From the early 1830s when the first public railiroads were established, it began to become possible to distribute books, pamphlets, newspapers and mail over wider distances in less time. However, about twenty years were to elapse before bookseller W.H. Smith recognized the strategic value of train stations as places to sell books and other printed matter.
Railroad transportation and railroad stations through which large numbers of people passed, provided a whole new market for printing, publishing, and bookselling. Inexpensive novels or "Yellowbacks", sometimes also called railroad novels, were published to supply a wider range of society.

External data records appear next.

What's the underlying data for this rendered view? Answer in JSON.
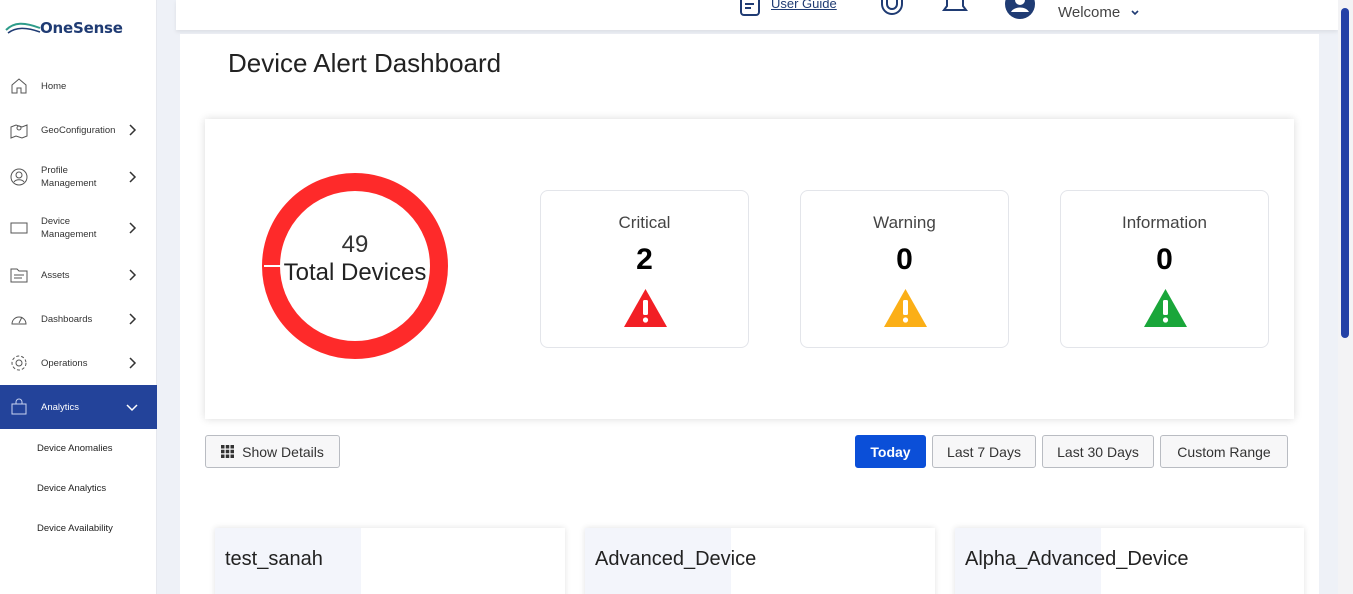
{
  "brand": {
    "name": "OneSense"
  },
  "sidebar": {
    "items": [
      {
        "label": "Home",
        "icon": "home-icon",
        "has_chevron": false
      },
      {
        "label": "GeoConfiguration",
        "icon": "map-icon",
        "has_chevron": true
      },
      {
        "label": "Profile Management",
        "icon": "user-circle-icon",
        "has_chevron": true
      },
      {
        "label": "Device Management",
        "icon": "monitor-icon",
        "has_chevron": true
      },
      {
        "label": "Assets",
        "icon": "assets-icon",
        "has_chevron": true
      },
      {
        "label": "Dashboards",
        "icon": "gauge-icon",
        "has_chevron": true
      },
      {
        "label": "Operations",
        "icon": "gear-icon",
        "has_chevron": true
      },
      {
        "label": "Analytics",
        "icon": "bag-icon",
        "has_chevron": true,
        "active": true
      }
    ],
    "sub_items": [
      {
        "label": "Device Anomalies"
      },
      {
        "label": "Device Analytics"
      },
      {
        "label": "Device Availability"
      }
    ]
  },
  "header": {
    "user_guide": "User Guide",
    "welcome": "Welcome"
  },
  "main": {
    "title": "Device Alert Dashboard",
    "summary": {
      "total_count": "49",
      "total_label": "Total Devices",
      "donut_color": "#fe2a2a",
      "cards": [
        {
          "title": "Critical",
          "value": "2",
          "color": "#f21f25"
        },
        {
          "title": "Warning",
          "value": "0",
          "color": "#fbaf17"
        },
        {
          "title": "Information",
          "value": "0",
          "color": "#1aa63a"
        }
      ]
    },
    "show_details": "Show Details",
    "ranges": [
      {
        "label": "Today",
        "active": true
      },
      {
        "label": "Last 7 Days",
        "active": false
      },
      {
        "label": "Last 30 Days",
        "active": false
      },
      {
        "label": "Custom Range",
        "active": false
      }
    ],
    "devices": [
      {
        "name": "test_sanah"
      },
      {
        "name": "Advanced_Device"
      },
      {
        "name": "Alpha_Advanced_Device"
      }
    ]
  },
  "colors": {
    "accent": "#23439a",
    "primary_button": "#0b4fd8"
  }
}
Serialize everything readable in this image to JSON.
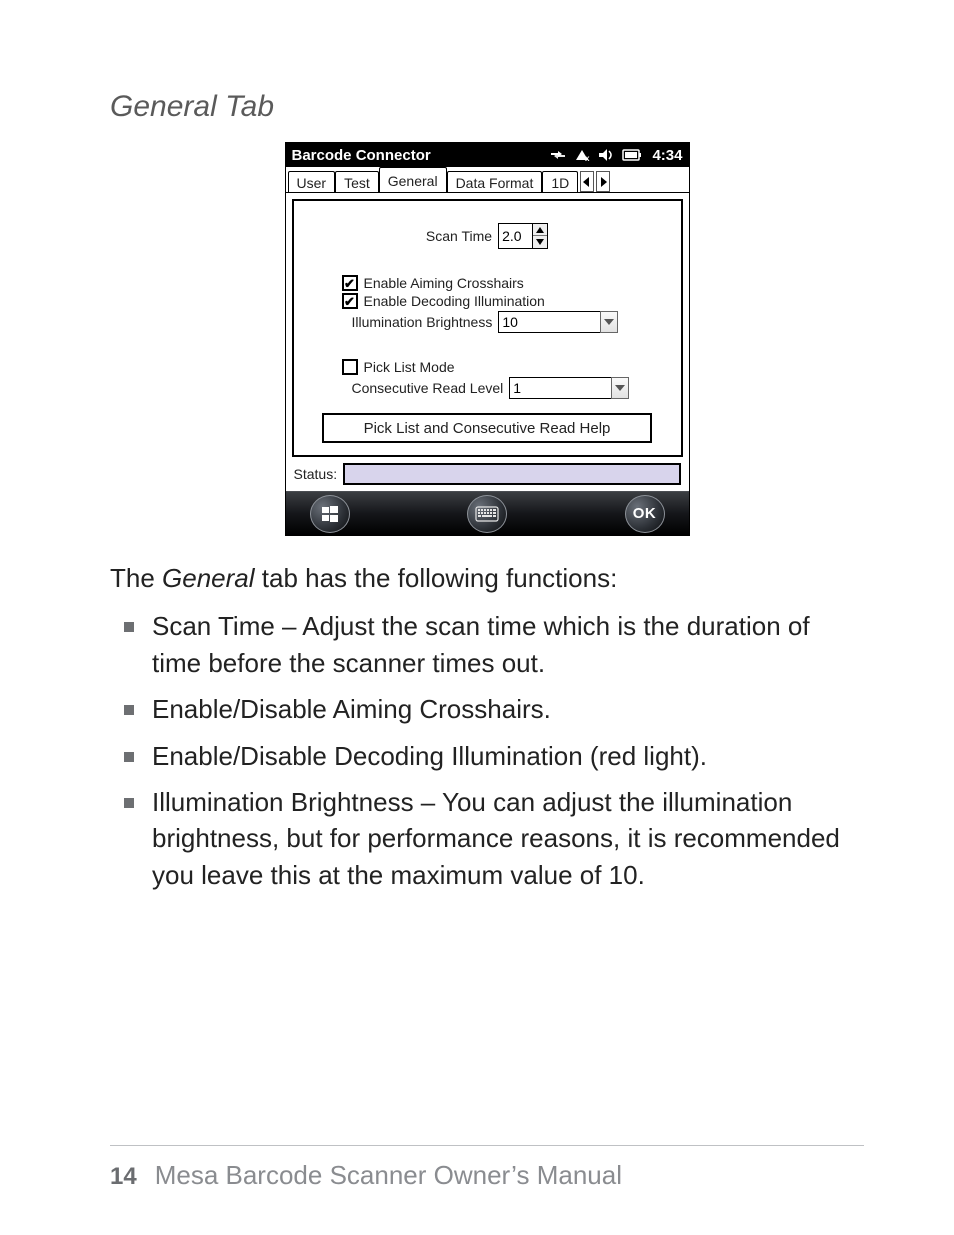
{
  "section_title": "General Tab",
  "device": {
    "titlebar": {
      "title": "Barcode Connector",
      "clock": "4:34",
      "icons": [
        "network-sync-icon",
        "signal-off-icon",
        "volume-icon",
        "battery-icon"
      ]
    },
    "tabs": [
      {
        "label": "User",
        "active": false
      },
      {
        "label": "Test",
        "active": false
      },
      {
        "label": "General",
        "active": true
      },
      {
        "label": "Data Format",
        "active": false
      },
      {
        "label": "1D",
        "active": false
      }
    ],
    "panel": {
      "scan_time": {
        "label": "Scan Time",
        "value": "2.0"
      },
      "aiming": {
        "label": "Enable Aiming Crosshairs",
        "checked": true
      },
      "decode": {
        "label": "Enable Decoding Illumination",
        "checked": true
      },
      "brightness": {
        "label": "Illumination Brightness",
        "value": "10"
      },
      "picklist": {
        "label": "Pick List Mode",
        "checked": false
      },
      "readlevel": {
        "label": "Consecutive Read Level",
        "value": "1"
      },
      "help_button": "Pick List and Consecutive Read Help"
    },
    "status": {
      "label": "Status:",
      "value": ""
    },
    "softkeys": {
      "start": "start",
      "keyboard": "keyboard",
      "ok": "OK"
    }
  },
  "body": {
    "intro_pre": "The ",
    "intro_em": "General",
    "intro_post": " tab has the following functions:",
    "bullets": [
      "Scan Time – Adjust the scan time which is the duration of time before the scanner times out.",
      "Enable/Disable Aiming Crosshairs.",
      "Enable/Disable Decoding Illumination (red light).",
      "Illumination Brightness – You can adjust the illumination brightness, but for performance reasons, it is recommended you leave this at the maximum value of 10."
    ]
  },
  "footer": {
    "page": "14",
    "title": "Mesa Barcode Scanner Owner’s Manual"
  }
}
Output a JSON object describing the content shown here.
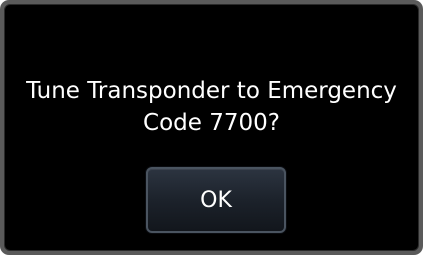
{
  "dialog": {
    "message_line1": "Tune Transponder to Emergency",
    "message_line2": "Code 7700?",
    "ok_label": "OK"
  },
  "colors": {
    "frame": "#5a5a5a",
    "background": "#000000",
    "text": "#ffffff",
    "button_border": "#4a5460",
    "button_fill": "#1c222b"
  }
}
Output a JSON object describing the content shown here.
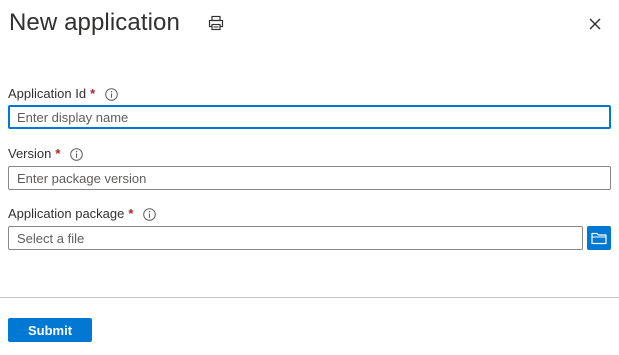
{
  "header": {
    "title": "New application",
    "print_icon": "print-icon",
    "close_icon": "close-icon"
  },
  "form": {
    "application_id": {
      "label": "Application Id",
      "required_marker": "*",
      "placeholder": "Enter display name",
      "value": ""
    },
    "version": {
      "label": "Version",
      "required_marker": "*",
      "placeholder": "Enter package version",
      "value": ""
    },
    "package": {
      "label": "Application package",
      "required_marker": "*",
      "placeholder": "Select a file",
      "value": "",
      "browse_icon": "folder-icon"
    }
  },
  "footer": {
    "submit_label": "Submit"
  },
  "colors": {
    "accent": "#0078d4",
    "required": "#a4262c",
    "text": "#323130",
    "border": "#8a8886"
  }
}
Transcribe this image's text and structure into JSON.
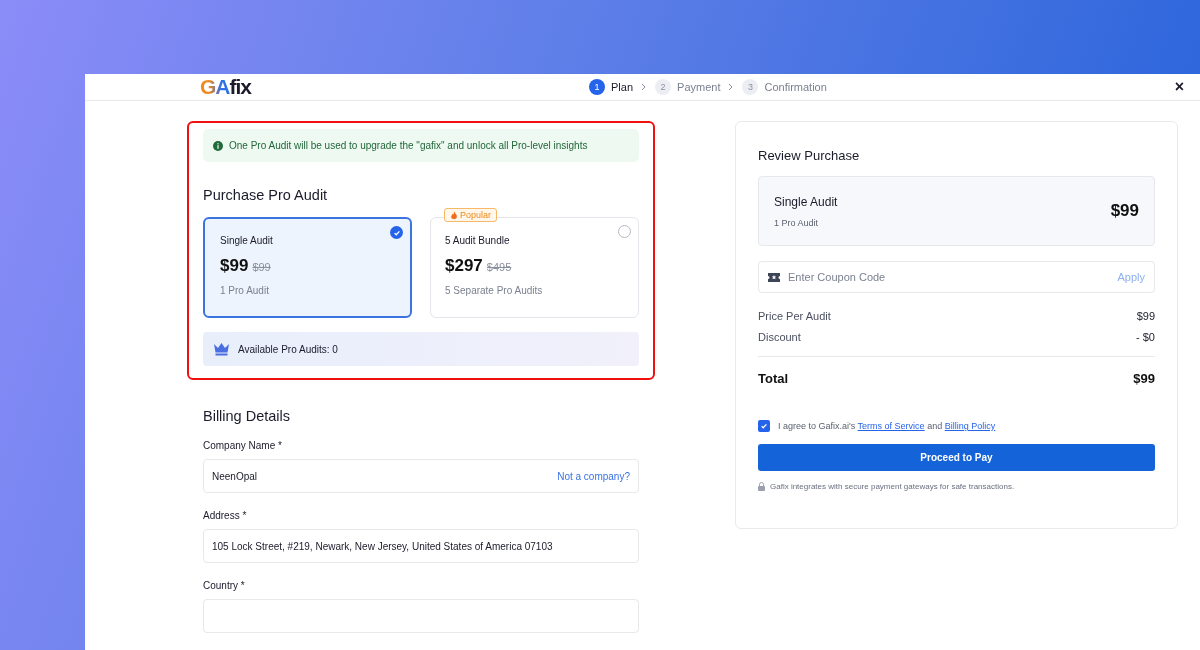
{
  "header": {
    "logo": {
      "accent": "GA",
      "rest": "fix"
    },
    "steps": [
      {
        "number": "1",
        "label": "Plan",
        "selected": true
      },
      {
        "number": "2",
        "label": "Payment",
        "selected": false
      },
      {
        "number": "3",
        "label": "Confirmation",
        "selected": false
      }
    ],
    "close": "×"
  },
  "notice": "One Pro Audit will be used to upgrade the \"gafix\" and unlock all Pro-level insights",
  "purchase": {
    "title": "Purchase Pro Audit",
    "plans": [
      {
        "name": "Single Audit",
        "price": "$99",
        "old_price": "$99",
        "note": "1 Pro Audit",
        "selected": true
      },
      {
        "name": "5 Audit Bundle",
        "price": "$297",
        "old_price": "$495",
        "note": "5 Separate Pro Audits",
        "selected": false,
        "badge": "Popular"
      }
    ],
    "available": "Available Pro Audits: 0"
  },
  "billing": {
    "title": "Billing Details",
    "fields": [
      {
        "label": "Company Name *",
        "value": "NeenOpal",
        "link": "Not a company?"
      },
      {
        "label": "Address *",
        "value": "105 Lock Street, #219, Newark, New Jersey, United States of America 07103"
      },
      {
        "label": "Country *"
      }
    ]
  },
  "review": {
    "title": "Review Purchase",
    "item": {
      "name": "Single Audit",
      "note": "1 Pro Audit",
      "price": "$99"
    },
    "coupon": {
      "placeholder": "Enter Coupon Code",
      "button": "Apply"
    },
    "lines": [
      {
        "label": "Price Per Audit",
        "value": "$99"
      },
      {
        "label": "Discount",
        "value": "- $0"
      }
    ],
    "total": {
      "label": "Total",
      "value": "$99"
    },
    "agree": {
      "checked": true,
      "text": "I agree to Gafix.ai's",
      "link1": "Terms of Service",
      "and": "and",
      "link2": "Billing Policy"
    },
    "pay": "Proceed to Pay",
    "secure": "Gafix integrates with secure payment gateways for safe transactions."
  }
}
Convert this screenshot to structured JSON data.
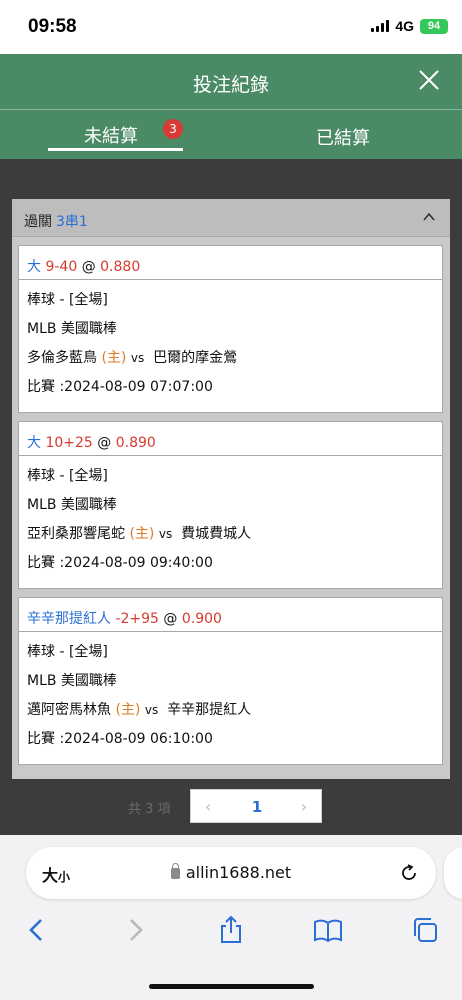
{
  "status_bar": {
    "time": "09:58",
    "network": "4G",
    "battery": "94"
  },
  "header": {
    "title": "投注紀錄"
  },
  "tabs": [
    {
      "label": "未結算",
      "badge": "3"
    },
    {
      "label": "已結算"
    }
  ],
  "panel": {
    "title": "過關",
    "combo": "3串1"
  },
  "bets": [
    {
      "selection": "大",
      "line": "9-40",
      "at": "@",
      "odds": "0.880",
      "sport": "棒球 - [全場]",
      "league": "MLB 美國職棒",
      "home_team": "多倫多藍鳥",
      "home_marker": "(主)",
      "vs": "vs",
      "away_team": "巴爾的摩金鶯",
      "match_time": "比賽 :2024-08-09 07:07:00"
    },
    {
      "selection": "大",
      "line": "10+25",
      "at": "@",
      "odds": "0.890",
      "sport": "棒球 - [全場]",
      "league": "MLB 美國職棒",
      "home_team": "亞利桑那響尾蛇",
      "home_marker": "(主)",
      "vs": "vs",
      "away_team": "費城費城人",
      "match_time": "比賽 :2024-08-09 09:40:00"
    },
    {
      "selection": "辛辛那提紅人",
      "line": "-2+95",
      "at": "@",
      "odds": "0.900",
      "sport": "棒球 - [全場]",
      "league": "MLB 美國職棒",
      "home_team": "邁阿密馬林魚",
      "home_marker": "(主)",
      "vs": "vs",
      "away_team": "辛辛那提紅人",
      "match_time": "比賽 :2024-08-09 06:10:00"
    }
  ],
  "pagination": {
    "total": "共 3 項",
    "prev": "‹",
    "current": "1",
    "next": "›"
  },
  "browser": {
    "text_size": "大",
    "text_size_small": "小",
    "url": "allin1688.net"
  },
  "colors": {
    "header": "#4a8a64",
    "badge": "#d93a35",
    "link": "#2a6fd6",
    "odds": "#d63a2f",
    "home": "#e07a1e"
  }
}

By this time it was also a common practice to publish novels in weekly, fortnightly or monthly parts to spread the cost.